[Opening DATA TO PROCESS section]

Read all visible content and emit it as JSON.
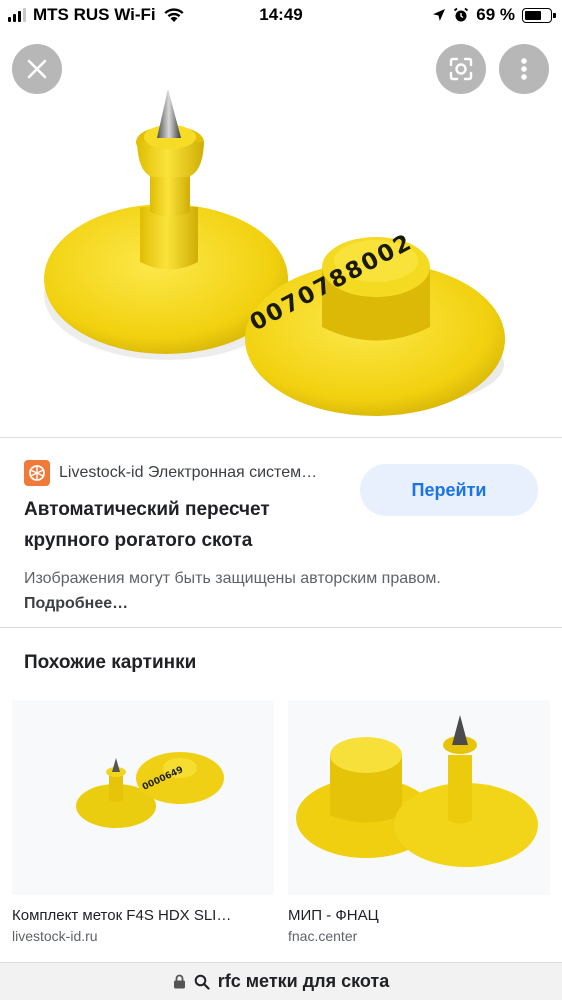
{
  "status_bar": {
    "carrier": "MTS RUS Wi-Fi",
    "time": "14:49",
    "battery_text": "69 %",
    "battery_level": 0.69
  },
  "hero": {
    "close_icon": "close-icon",
    "lens_icon": "lens-icon",
    "more_icon": "more-vert-icon",
    "tag_number": "0070788002"
  },
  "result": {
    "source": "Livestock-id Электронная систем…",
    "title": "Автоматический пересчет крупного рогатого скота",
    "visit_button": "Перейти",
    "copyright": "Изображения могут быть защищены авторским правом.",
    "more_link": "Подробнее…"
  },
  "similar": {
    "heading": "Похожие картинки",
    "items": [
      {
        "caption": "Комплект меток F4S HDX SLI…",
        "domain": "livestock-id.ru"
      },
      {
        "caption": "МИП - ФНАЦ",
        "domain": "fnac.center"
      }
    ]
  },
  "url_bar": {
    "text": "rfc метки для скота"
  },
  "colors": {
    "accent": "#1a73e8",
    "button_bg": "#e8f0fe",
    "tag_yellow": "#f4d40c",
    "overlay_button": "#b7b7b7"
  }
}
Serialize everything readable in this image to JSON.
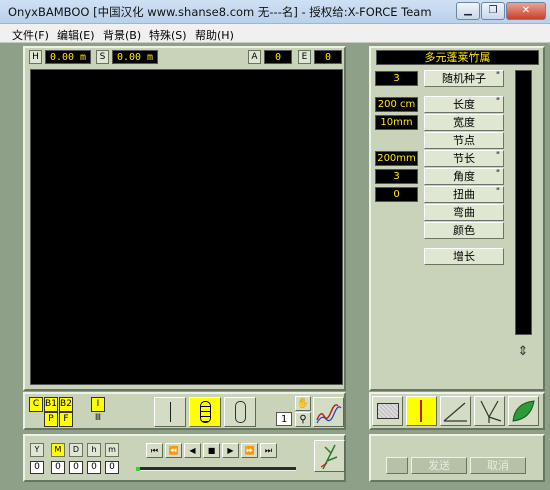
{
  "window": {
    "title": "OnyxBAMBOO [中国汉化 www.shanse8.com 无---名] - 授权给:X-FORCE Team",
    "min_glyph": "▁",
    "max_glyph": "❐",
    "close_glyph": "✕"
  },
  "menu": [
    {
      "label": "文件(F)"
    },
    {
      "label": "编辑(E)"
    },
    {
      "label": "背景(B)"
    },
    {
      "label": "特殊(S)"
    },
    {
      "label": "帮助(H)"
    }
  ],
  "readouts": {
    "h_tag": "H",
    "h_value": "0.00 m",
    "s_tag": "S",
    "s_value": "0.00 m",
    "a_tag": "A",
    "a_value": "0",
    "e_tag": "E",
    "e_value": "0"
  },
  "species_name": "多元蓬莱竹属",
  "seed": {
    "value": "3",
    "label": "随机种子",
    "help": "\""
  },
  "props": [
    {
      "label": "长度",
      "value": "200 cm",
      "help": "\""
    },
    {
      "label": "宽度",
      "value": "10mm",
      "help": ""
    },
    {
      "label": "节点",
      "value": "",
      "help": ""
    },
    {
      "label": "节长",
      "value": "200mm",
      "help": "\""
    },
    {
      "label": "角度",
      "value": "3",
      "help": "\""
    },
    {
      "label": "扭曲",
      "value": "0",
      "help": "\""
    },
    {
      "label": "弯曲",
      "value": "",
      "help": ""
    },
    {
      "label": "颜色",
      "value": "",
      "help": ""
    }
  ],
  "grow_label": "增长",
  "view_toggles": [
    "C",
    "B1",
    "B2",
    "P",
    "F"
  ],
  "i_toggle": "I",
  "counter": "1",
  "time_tabs": [
    "Y",
    "M",
    "D",
    "h",
    "m"
  ],
  "time_values": [
    "0",
    "0",
    "0",
    "0",
    "0"
  ],
  "transport": [
    "⏮",
    "⏪",
    "◀",
    "■",
    "▶",
    "⏩",
    "⏭"
  ],
  "footer": {
    "send": "发送",
    "cancel": "取消"
  },
  "colors": {
    "lcd_text": "#ffe600",
    "toggle_on": "#ffff00",
    "panel": "#c9d3b9"
  }
}
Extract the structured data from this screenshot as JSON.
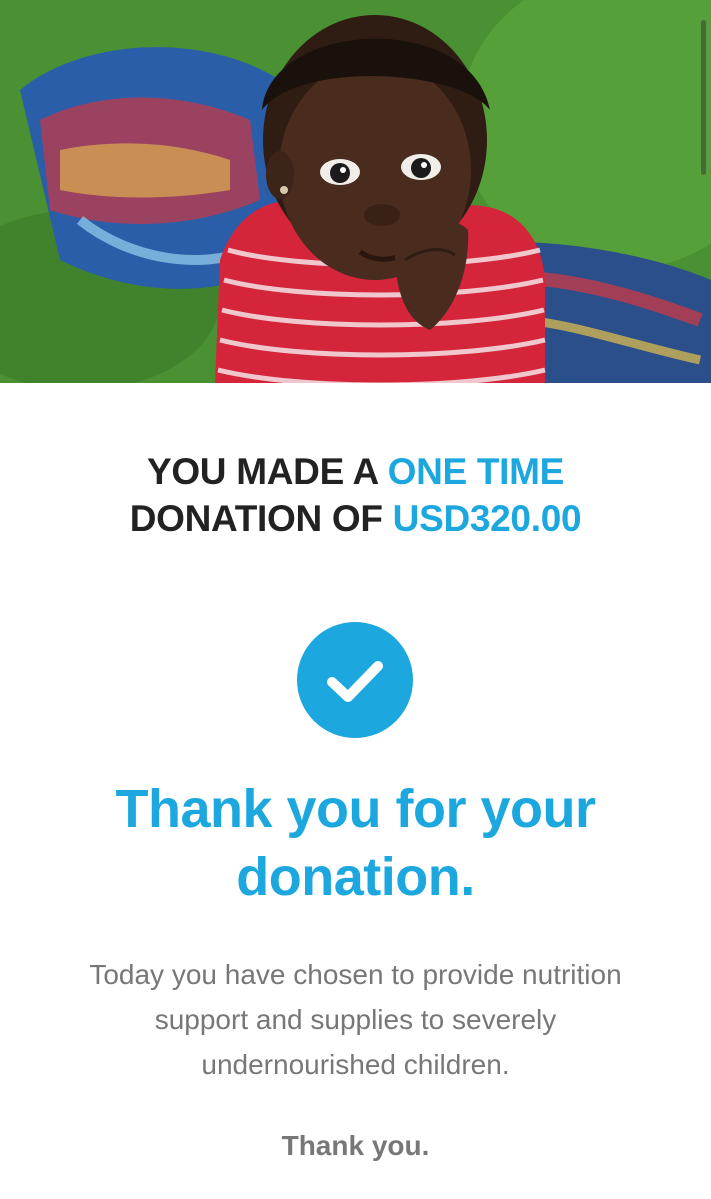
{
  "hero": {
    "image_subject": "child-photo"
  },
  "headline": {
    "line1_prefix": "YOU MADE A ",
    "line1_accent": "ONE TIME",
    "line2_prefix": "DONATION OF ",
    "line2_accent": "USD320.00"
  },
  "confirmation": {
    "icon": "checkmark-icon"
  },
  "thanks": {
    "title_line1": "Thank you for your",
    "title_line2": "donation."
  },
  "message": {
    "line1": "Today you have chosen to provide nutrition",
    "line2": "support and supplies to severely",
    "line3": "undernourished children."
  },
  "signoff": {
    "text": "Thank you."
  },
  "colors": {
    "accent": "#1ca7de",
    "heading_dark": "#222222",
    "body_gray": "#777777"
  }
}
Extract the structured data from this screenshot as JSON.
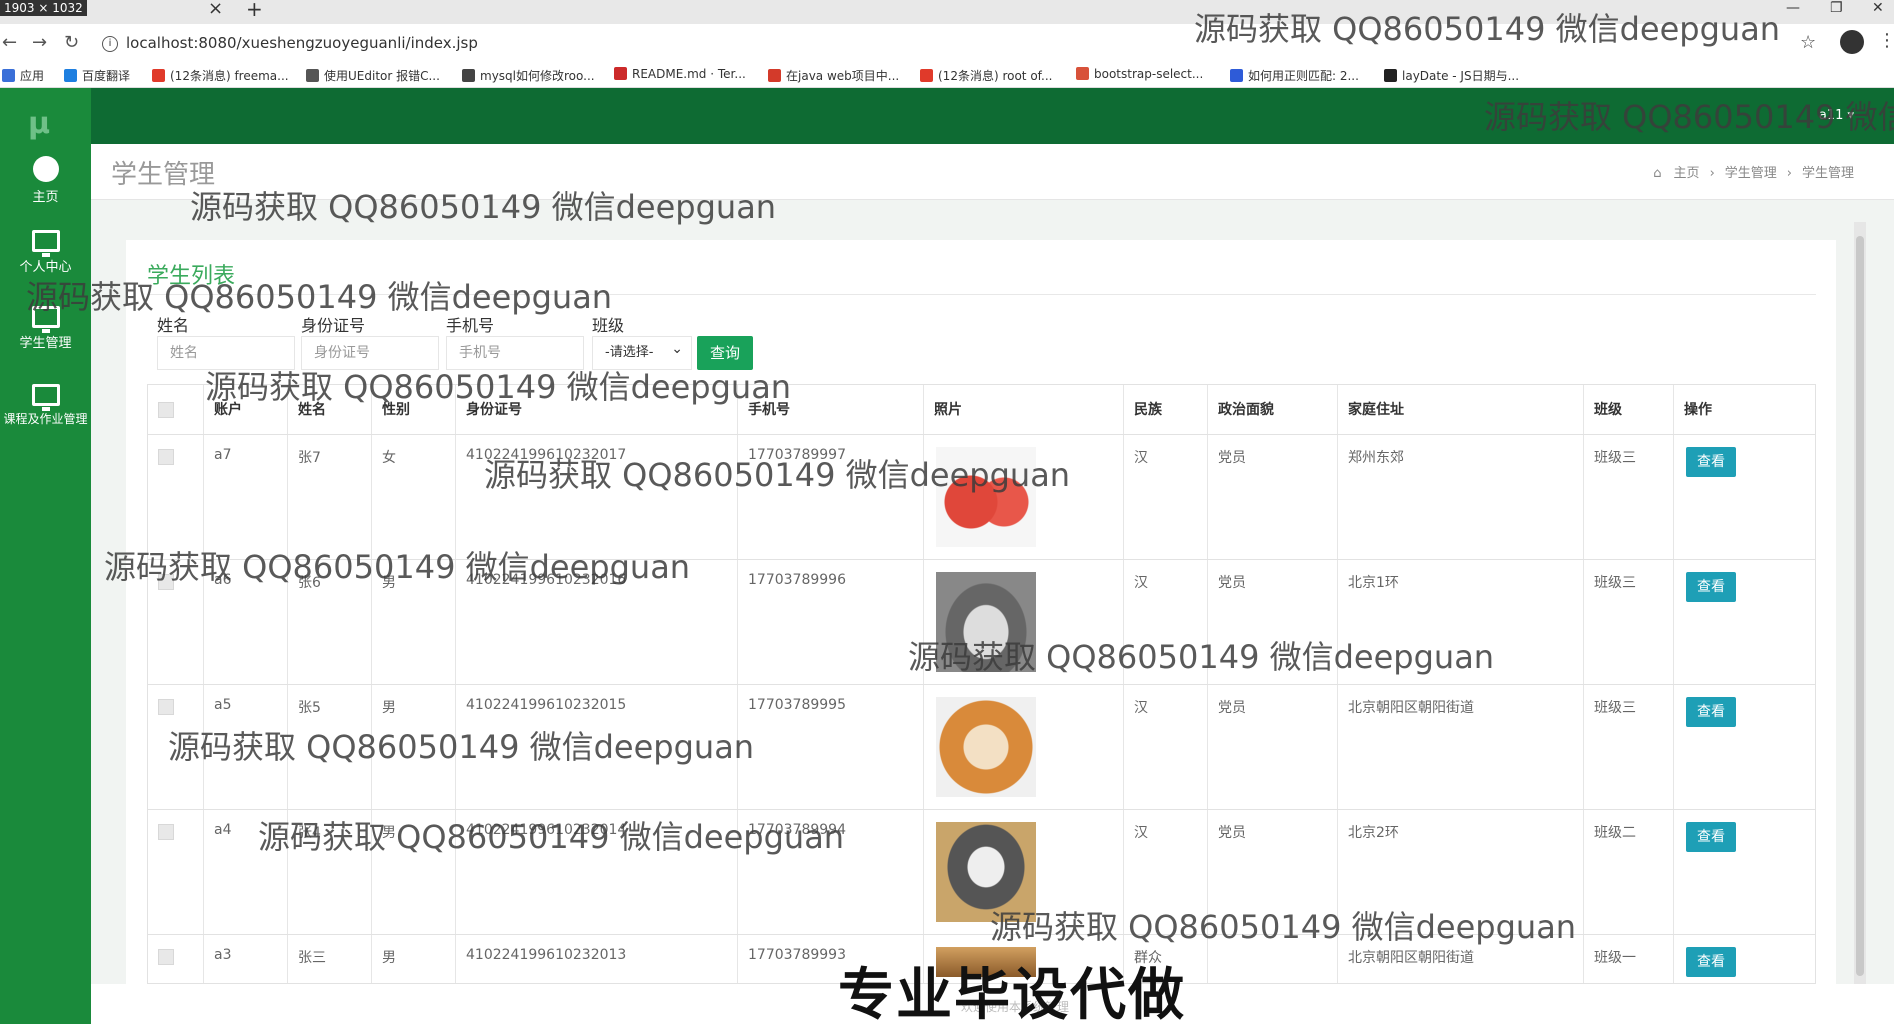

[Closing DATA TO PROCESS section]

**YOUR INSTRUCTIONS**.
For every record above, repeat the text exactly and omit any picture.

**WORKED SOLUTION**.
Read all visible content and emit it as JSON.
{
  "status_bar": {
    "carrier": "MTS RUS Wi-Fi",
    "time": "14:49",
    "battery_text": "69 %",
    "battery_level": 0.69
  },
  "hero": {
    "close_icon": "close-icon",
    "lens_icon": "lens-icon",
    "more_icon": "more-vert-icon",
    "tag_number": "0070788002"
  },
  "result": {
    "source": "Livestock-id Электронная систем…",
    "title": "Автоматический пересчет крупного рогатого скота",
    "visit_button": "Перейти",
    "copyright": "Изображения могут быть защищены авторским правом.",
    "more_link": "Подробнее…"
  },
  "similar": {
    "heading": "Похожие картинки",
    "items": [
      {
        "caption": "Комплект меток F4S HDX SLI…",
        "domain": "livestock-id.ru"
      },
      {
        "caption": "МИП - ФНАЦ",
        "domain": "fnac.center"
      }
    ]
  },
  "url_bar": {
    "text": "rfc метки для скота"
  },
  "colors": {
    "accent": "#1a73e8",
    "button_bg": "#e8f0fe",
    "tag_yellow": "#f4d40c",
    "overlay_button": "#b7b7b7"
  }
}
Serialize everything readable in this image to JSON.
{
  "window": {
    "title": "OnyxBAMBOO [中国汉化 www.shanse8.com 无---名] - 授权给:X-FORCE Team",
    "min_glyph": "▁",
    "max_glyph": "❐",
    "close_glyph": "✕"
  },
  "menu": [
    {
      "label": "文件(F)"
    },
    {
      "label": "编辑(E)"
    },
    {
      "label": "背景(B)"
    },
    {
      "label": "特殊(S)"
    },
    {
      "label": "帮助(H)"
    }
  ],
  "readouts": {
    "h_tag": "H",
    "h_value": "0.00 m",
    "s_tag": "S",
    "s_value": "0.00 m",
    "a_tag": "A",
    "a_value": "0",
    "e_tag": "E",
    "e_value": "0"
  },
  "species_name": "多元蓬莱竹属",
  "seed": {
    "value": "3",
    "label": "随机种子",
    "help": "\""
  },
  "props": [
    {
      "label": "长度",
      "value": "200 cm",
      "help": "\""
    },
    {
      "label": "宽度",
      "value": "10mm",
      "help": ""
    },
    {
      "label": "节点",
      "value": "",
      "help": ""
    },
    {
      "label": "节长",
      "value": "200mm",
      "help": "\""
    },
    {
      "label": "角度",
      "value": "3",
      "help": "\""
    },
    {
      "label": "扭曲",
      "value": "0",
      "help": "\""
    },
    {
      "label": "弯曲",
      "value": "",
      "help": ""
    },
    {
      "label": "颜色",
      "value": "",
      "help": ""
    }
  ],
  "grow_label": "增长",
  "view_toggles": [
    "C",
    "B1",
    "B2",
    "P",
    "F"
  ],
  "i_toggle": "I",
  "counter": "1",
  "time_tabs": [
    "Y",
    "M",
    "D",
    "h",
    "m"
  ],
  "time_values": [
    "0",
    "0",
    "0",
    "0",
    "0"
  ],
  "transport": [
    "⏮",
    "⏪",
    "◀",
    "■",
    "▶",
    "⏩",
    "⏭"
  ],
  "footer": {
    "send": "发送",
    "cancel": "取消"
  },
  "colors": {
    "lcd_text": "#ffe600",
    "toggle_on": "#ffff00",
    "panel": "#c9d3b9"
  }
}
Extract the structured data from this screenshot as JSON.
{
  "hero": {
    "image_subject": "child-photo"
  },
  "headline": {
    "line1_prefix": "YOU MADE A ",
    "line1_accent": "ONE TIME",
    "line2_prefix": "DONATION OF ",
    "line2_accent": "USD320.00"
  },
  "confirmation": {
    "icon": "checkmark-icon"
  },
  "thanks": {
    "title_line1": "Thank you for your",
    "title_line2": "donation."
  },
  "message": {
    "line1": "Today you have chosen to provide nutrition",
    "line2": "support and supplies to severely",
    "line3": "undernourished children."
  },
  "signoff": {
    "text": "Thank you."
  },
  "colors": {
    "accent": "#1ca7de",
    "heading_dark": "#222222",
    "body_gray": "#777777"
  }
}
Extract the structured data from this screenshot as JSON.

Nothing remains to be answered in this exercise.